Task
Please tell how many of the lines below contain "They", using only a number.

Input records
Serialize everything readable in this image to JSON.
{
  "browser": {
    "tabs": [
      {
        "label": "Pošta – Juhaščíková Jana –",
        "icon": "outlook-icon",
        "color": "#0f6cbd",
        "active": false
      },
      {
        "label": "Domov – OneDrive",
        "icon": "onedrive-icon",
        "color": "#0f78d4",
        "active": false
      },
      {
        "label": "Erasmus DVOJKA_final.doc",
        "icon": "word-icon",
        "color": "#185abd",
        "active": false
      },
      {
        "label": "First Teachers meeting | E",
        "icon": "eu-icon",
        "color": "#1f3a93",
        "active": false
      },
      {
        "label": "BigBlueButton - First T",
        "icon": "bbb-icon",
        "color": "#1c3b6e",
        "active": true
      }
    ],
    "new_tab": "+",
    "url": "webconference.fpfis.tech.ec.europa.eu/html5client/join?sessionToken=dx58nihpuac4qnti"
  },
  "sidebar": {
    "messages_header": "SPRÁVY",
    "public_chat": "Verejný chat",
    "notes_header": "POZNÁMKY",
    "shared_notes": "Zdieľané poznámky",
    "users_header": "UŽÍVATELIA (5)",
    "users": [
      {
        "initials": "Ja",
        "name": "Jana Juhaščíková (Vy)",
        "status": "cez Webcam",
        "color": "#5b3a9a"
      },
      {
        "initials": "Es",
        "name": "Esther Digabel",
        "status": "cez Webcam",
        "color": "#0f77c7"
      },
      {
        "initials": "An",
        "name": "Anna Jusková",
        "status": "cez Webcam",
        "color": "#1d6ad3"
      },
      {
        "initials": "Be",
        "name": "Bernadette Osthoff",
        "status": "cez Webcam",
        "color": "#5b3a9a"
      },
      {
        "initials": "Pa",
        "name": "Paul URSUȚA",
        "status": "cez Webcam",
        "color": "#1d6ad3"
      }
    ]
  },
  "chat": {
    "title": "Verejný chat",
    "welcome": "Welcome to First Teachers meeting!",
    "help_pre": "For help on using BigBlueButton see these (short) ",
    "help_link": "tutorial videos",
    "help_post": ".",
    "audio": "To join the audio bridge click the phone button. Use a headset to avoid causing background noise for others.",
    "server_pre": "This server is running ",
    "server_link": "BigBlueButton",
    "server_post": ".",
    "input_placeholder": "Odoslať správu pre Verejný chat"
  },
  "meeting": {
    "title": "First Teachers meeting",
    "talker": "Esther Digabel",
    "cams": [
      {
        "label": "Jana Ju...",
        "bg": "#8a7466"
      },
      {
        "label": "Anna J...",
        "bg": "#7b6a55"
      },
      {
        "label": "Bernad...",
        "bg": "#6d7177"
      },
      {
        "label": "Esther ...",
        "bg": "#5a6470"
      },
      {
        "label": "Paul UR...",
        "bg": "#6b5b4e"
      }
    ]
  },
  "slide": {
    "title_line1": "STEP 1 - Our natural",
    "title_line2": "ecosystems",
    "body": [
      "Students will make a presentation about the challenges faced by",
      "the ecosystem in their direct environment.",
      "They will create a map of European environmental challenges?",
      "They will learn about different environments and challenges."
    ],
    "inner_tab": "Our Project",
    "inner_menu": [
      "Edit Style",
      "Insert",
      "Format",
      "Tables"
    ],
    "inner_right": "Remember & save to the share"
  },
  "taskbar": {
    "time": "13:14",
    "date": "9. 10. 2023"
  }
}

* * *

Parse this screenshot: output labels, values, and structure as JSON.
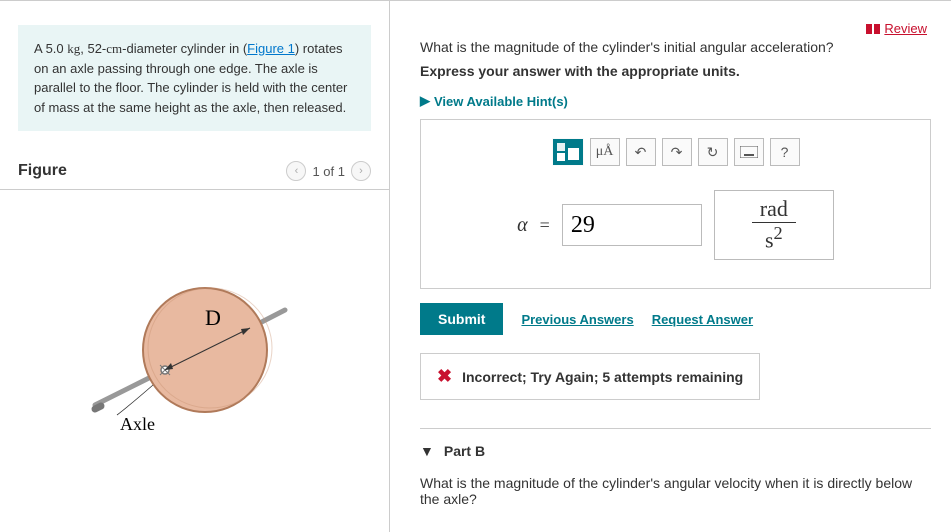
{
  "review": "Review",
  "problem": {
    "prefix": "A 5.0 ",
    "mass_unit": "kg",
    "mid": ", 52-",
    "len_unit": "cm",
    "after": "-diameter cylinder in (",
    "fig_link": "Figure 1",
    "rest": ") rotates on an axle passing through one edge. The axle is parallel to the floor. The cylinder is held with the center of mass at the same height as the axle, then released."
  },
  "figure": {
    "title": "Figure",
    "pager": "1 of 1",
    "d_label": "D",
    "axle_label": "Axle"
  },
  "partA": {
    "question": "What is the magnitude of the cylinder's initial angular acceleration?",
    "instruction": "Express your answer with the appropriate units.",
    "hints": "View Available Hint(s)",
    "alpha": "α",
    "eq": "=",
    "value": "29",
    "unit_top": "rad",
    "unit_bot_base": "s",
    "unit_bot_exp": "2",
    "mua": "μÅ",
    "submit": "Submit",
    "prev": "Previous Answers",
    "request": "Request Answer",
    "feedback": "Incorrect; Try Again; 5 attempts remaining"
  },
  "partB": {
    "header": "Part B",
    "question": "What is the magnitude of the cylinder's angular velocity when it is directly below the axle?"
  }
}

Answer to the problem
2